Sometimes, mosquitoes feed on cold-blooded amphibians, which should not cause the same amount of stress. To test that theory, the researchers also gave mosquitoes a feeding opportunity on cooler blood, which failed to generate an increase in heat shock proteins.

And what happens if this protein is not produced? The researchers manipulated the mosquitoes' RNA to figure that out.

When the scientists knocked down expression of the gene that encodes the heat shock protein, the amount of Hsp70 production was reduced by 75 percent. Under those circumstances, mosquitoes still ate a normal blood meal. But blood protein levels remained elevated for a longer period of time, suggesting that digestion of those proteins was impaired. In addition, egg production decreased by 25 percent when the heat shock protein was suppressed.

Heat shock proteins help maintain the three-dimensional integrity of enzymes and proteins when temperatures rise suddenly, and can target damaged proteins and enzymes for elimination, Denlinger said. "We think that in this case, they are important to maintaining the integrity of some critical enzymes and proteins involved in digestive processes. When we knock out those proteins, it impairs digestion a bit and as a result the mosquitoes don't lay as many ," he said.

The researchers observed similar body temperature increases and elevations in Hsp70 levels in three other insects: Culex pipiens and Anopheles gambiae, mosquitoes that are carriers of West Nile virus and malaria, respectively, and Cimex lectularius, the bed bug. Though new knowledge about the genetics of these , especially the mosquitoes, might someday inform attempts to kill them as a method of disease control, Denlinger said the primary contribution of this research is better understanding of how mosquitoes protect themselves in this novel way.

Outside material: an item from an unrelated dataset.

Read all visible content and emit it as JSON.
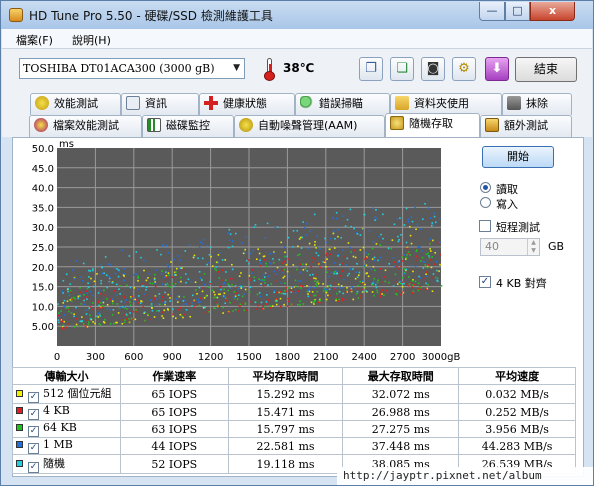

Explore further: Field study shows how sailfish use their bill to catch fish

Related Stories

For many insects, winter survival is in the genes

May 30, 2007

Many insects living in northern climates don't die at the first signs of cold weather. Rather, new research suggests that they use a number of specialized proteins to survive the chilly months.

Mosquitoes supply spider with blood

Oct 11, 2005

Scientists in Sydney, Australia, say they've determined an East African species of jumping spider prefers to prey on blood-engorged female mosquitoes. And that, the Macquarie University researchers said, demonstrates a rare ...

Recommended for you

Field study shows how sailfish use their bill to catch fish

4 hours ago

(Phys.org) —A large team of European researchers has finally revealed the purpose of the long, thin, needle-like bill sported by the famous sailfish. It's used, they report in their paper published in Proceedings of ...

Explainer: How do homing pigeons navigate?

5 hours ago

Pigeons have extraordinary navigational abilities. Take a pigeon from its loft and let it go somewhere it has never been before and it will, after circling in the sky for while, head home. This remarkable ...

User comments : 0

More news stories